Bluebeam to the rescue

Importantly, a full land management system is also slated for implementation with regard to the city’s processing of development and permit applications over the next two years, Toney stated, noting that newly acquired software will assist and streamline workflow for permitting with regard to checking plans. He stated that the city is starting to utilize a permit and planning review file management system with Bluebeam integration, which conforms with current industry standards.

“With Bluebeam software, we can perform plan checks in a more streamlined development process and have easy communication with engineers and consultants,” said Environmental Sustainability Director Yolanda Bundy, adding that staff should be utilizing the software by early June. “Bluebeam will be a very successful tool and it includes every single department within development, including environment and sustainability, the building, public works and planning departments, and our geotechnical, coastal engineering and biological teams.”

Other emerging issues for the Planning Department include staff recruitment, according to Planning Department Director Richard Mollica, who noted that his department is striving to hire experienced planners and to use less contract planners, as well as to address planner caseload.

Unknown factors that could affect next fiscal year’s budget

The proposed budget includes some qualifiers. Most notably, the current high-interest rates could change over the next fiscal year, which could change investment returns or make borrowing for capital difficult. Further, the city’s one-half cent Transient Use Tax (TUT) could be eliminated if voters pass a ballot initiative entitled The Taxpayer Protection and Government Accountability Act, which seeks to empower voters with the right to approve or reject all new state and local taxes.  

Next Steps

Future meetings regarding the forthcoming fiscal year’s budget will begin with the Administration and Finance Subcommittee addressing the proposed budget on May 2.

Staff also noted that area nonprofit organizations have submitted general fund applications. The city has received 24 applications and will be making decisions regarding what organizations will receive funding in late May. 

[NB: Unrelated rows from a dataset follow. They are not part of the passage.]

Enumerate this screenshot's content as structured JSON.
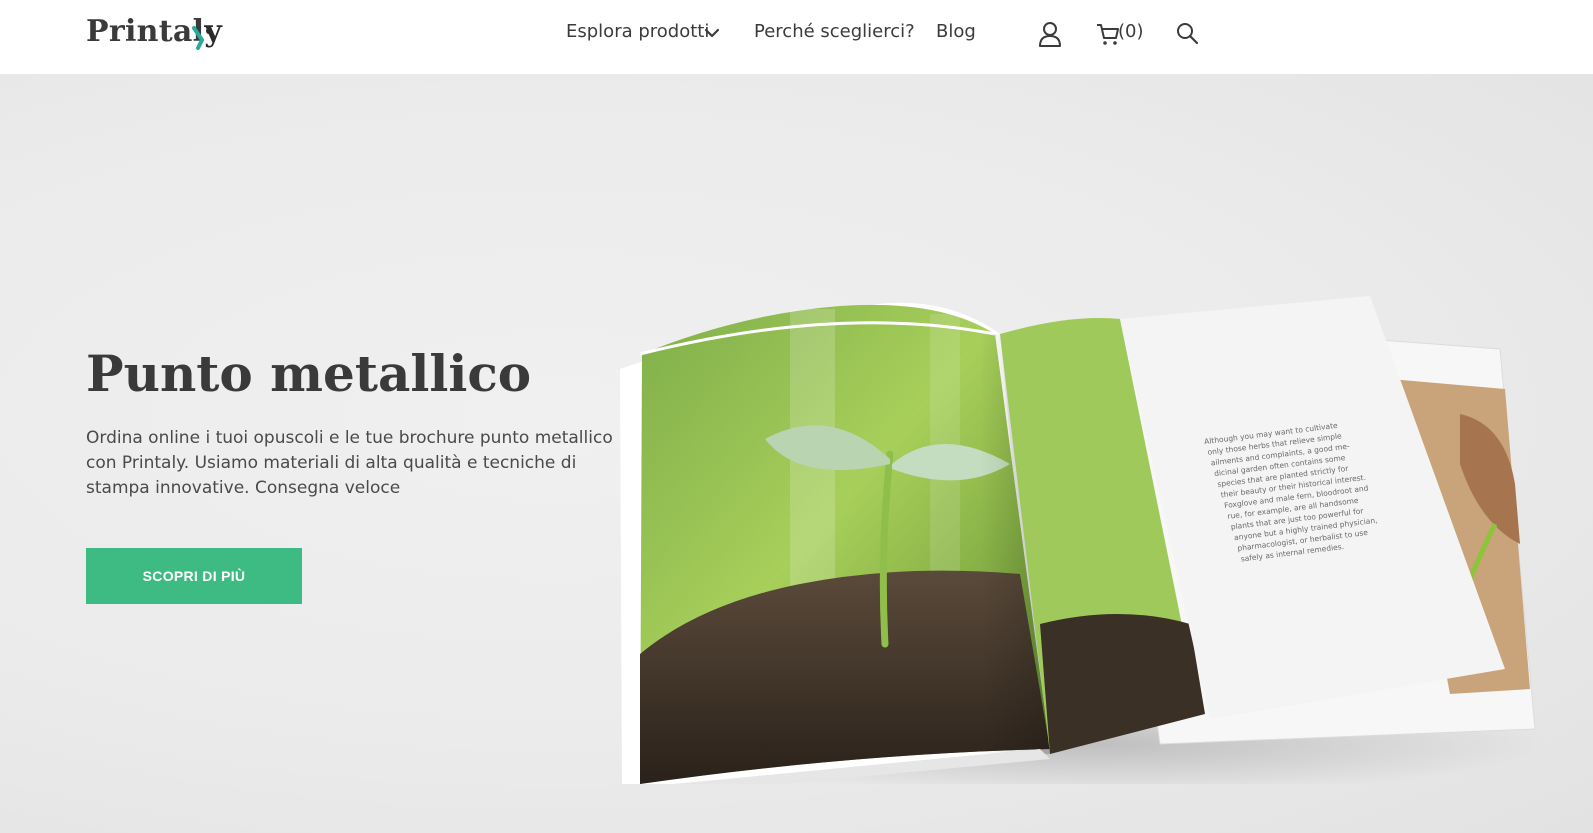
{
  "header": {
    "logo_text": "Printal",
    "logo_tail": "y",
    "nav": {
      "explore_label": "Esplora prodotti",
      "why_label": "Perché sceglierci?",
      "blog_label": "Blog"
    },
    "cart_count": "(0)"
  },
  "hero": {
    "title": "Punto metallico",
    "description": "Ordina online i tuoi opuscoli e le tue brochure punto metallico con Printaly. Usiamo materiali di alta qualità e tecniche di stampa innovative. Consegna veloce",
    "cta_label": "SCOPRI DI PIÙ",
    "brochure_text": [
      "Although you may want to cultivate",
      "only those herbs that relieve simple",
      "ailments and complaints, a good me-",
      "dicinal garden often contains some",
      "species that are planted strictly for",
      "their beauty or their historical interest.",
      "Foxglove and male fern, bloodroot and",
      "rue, for example, are all handsome",
      "plants that are just too powerful for",
      "anyone but a highly trained physician,",
      "pharmacologist, or herbalist to use",
      "safely as internal remedies."
    ]
  },
  "colors": {
    "accent": "#3dbb82",
    "logo_teal": "#2aa89a",
    "text_dark": "#3a3a3a"
  },
  "icons": [
    "chevron-down-icon",
    "user-icon",
    "cart-icon",
    "search-icon"
  ]
}
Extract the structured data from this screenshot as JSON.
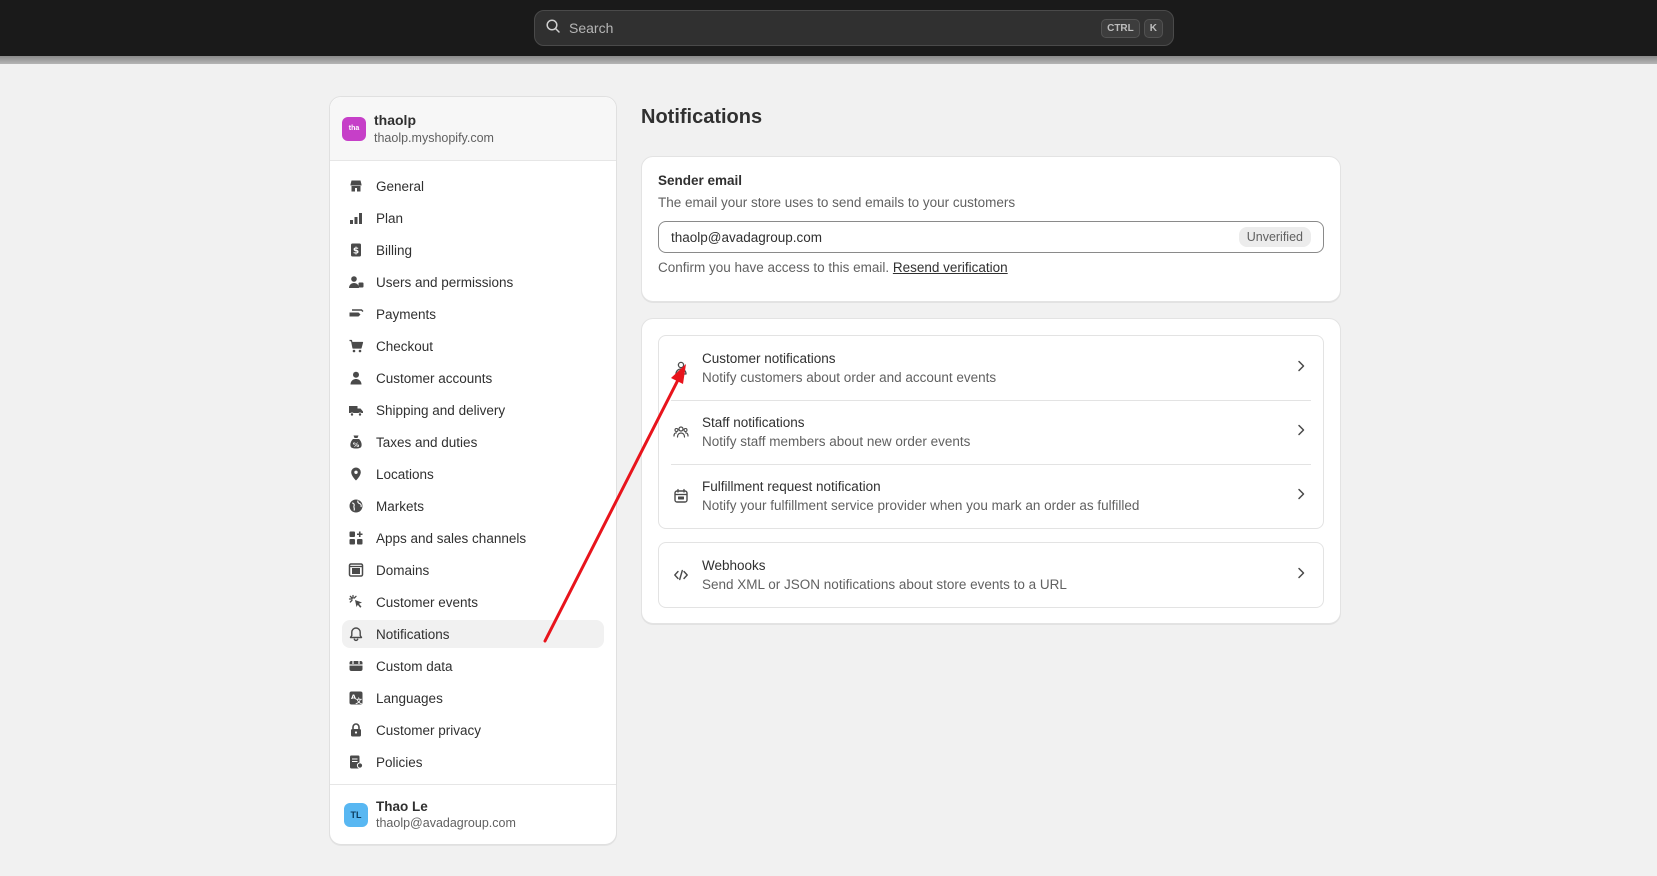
{
  "topbar": {
    "search_placeholder": "Search",
    "shortcut_key1": "CTRL",
    "shortcut_key2": "K"
  },
  "store": {
    "logo_text": "tha",
    "name": "thaolp",
    "domain": "thaolp.myshopify.com",
    "logo_color": "#c63fc8"
  },
  "sidebar": {
    "items": [
      {
        "label": "General",
        "icon": "store-icon"
      },
      {
        "label": "Plan",
        "icon": "plan-icon"
      },
      {
        "label": "Billing",
        "icon": "billing-icon"
      },
      {
        "label": "Users and permissions",
        "icon": "users-icon"
      },
      {
        "label": "Payments",
        "icon": "payments-icon"
      },
      {
        "label": "Checkout",
        "icon": "cart-icon"
      },
      {
        "label": "Customer accounts",
        "icon": "person-icon"
      },
      {
        "label": "Shipping and delivery",
        "icon": "truck-icon"
      },
      {
        "label": "Taxes and duties",
        "icon": "tax-icon"
      },
      {
        "label": "Locations",
        "icon": "location-icon"
      },
      {
        "label": "Markets",
        "icon": "globe-icon"
      },
      {
        "label": "Apps and sales channels",
        "icon": "apps-icon"
      },
      {
        "label": "Domains",
        "icon": "domains-icon"
      },
      {
        "label": "Customer events",
        "icon": "cursor-click-icon"
      },
      {
        "label": "Notifications",
        "icon": "bell-icon",
        "active": true
      },
      {
        "label": "Custom data",
        "icon": "custom-data-icon"
      },
      {
        "label": "Languages",
        "icon": "language-icon"
      },
      {
        "label": "Customer privacy",
        "icon": "lock-icon"
      },
      {
        "label": "Policies",
        "icon": "policies-icon"
      }
    ]
  },
  "user": {
    "initials": "TL",
    "name": "Thao Le",
    "email": "thaolp@avadagroup.com",
    "avatar_color": "#58b7f2"
  },
  "main": {
    "title": "Notifications",
    "sender": {
      "title": "Sender email",
      "description": "The email your store uses to send emails to your customers",
      "email": "thaolp@avadagroup.com",
      "status": "Unverified",
      "confirm_text": "Confirm you have access to this email.",
      "resend_link": "Resend verification"
    },
    "notification_rows": [
      {
        "title": "Customer notifications",
        "description": "Notify customers about order and account events",
        "icon": "person-icon"
      },
      {
        "title": "Staff notifications",
        "description": "Notify staff members about new order events",
        "icon": "team-icon"
      },
      {
        "title": "Fulfillment request notification",
        "description": "Notify your fulfillment service provider when you mark an order as fulfilled",
        "icon": "calendar-box-icon"
      }
    ],
    "webhooks": {
      "title": "Webhooks",
      "description": "Send XML or JSON notifications about store events to a URL",
      "icon": "code-icon"
    }
  },
  "annotation": {
    "arrow_color": "#e8141c"
  }
}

The A & F Subcommittee will make decisions concerning the pending general fund grant applications on May 20. On May 28, the City will hold a public hearing concerning the proposed budget. June 24 is the target date for the City Council to adopt the budget. 

An important disclaimer about this article 

Due to space constraints, this article does not fully describe all details and items considered by the council or encompassed in the proposed budget for next year.

The Malibu Times will provide further articles concerning funding for some other city expenditures and services. They include the city’s Public Works Department’s wastewater services, street services, and supervision of landslide management districts, and the Community Services Department’s various offerings —encompassing recreational, social and educational activities offered to residents of all ages at the city’s parks and the skatepark, as well as the Malibu Arts Commission’s activities and services provided to Malibu’s senior citizens and youngest citizens. 

For complete details regarding the proposed budget for the next fiscal year, readers should go to malibu.org and they can listen to the City Council’s special meeting on YouTube.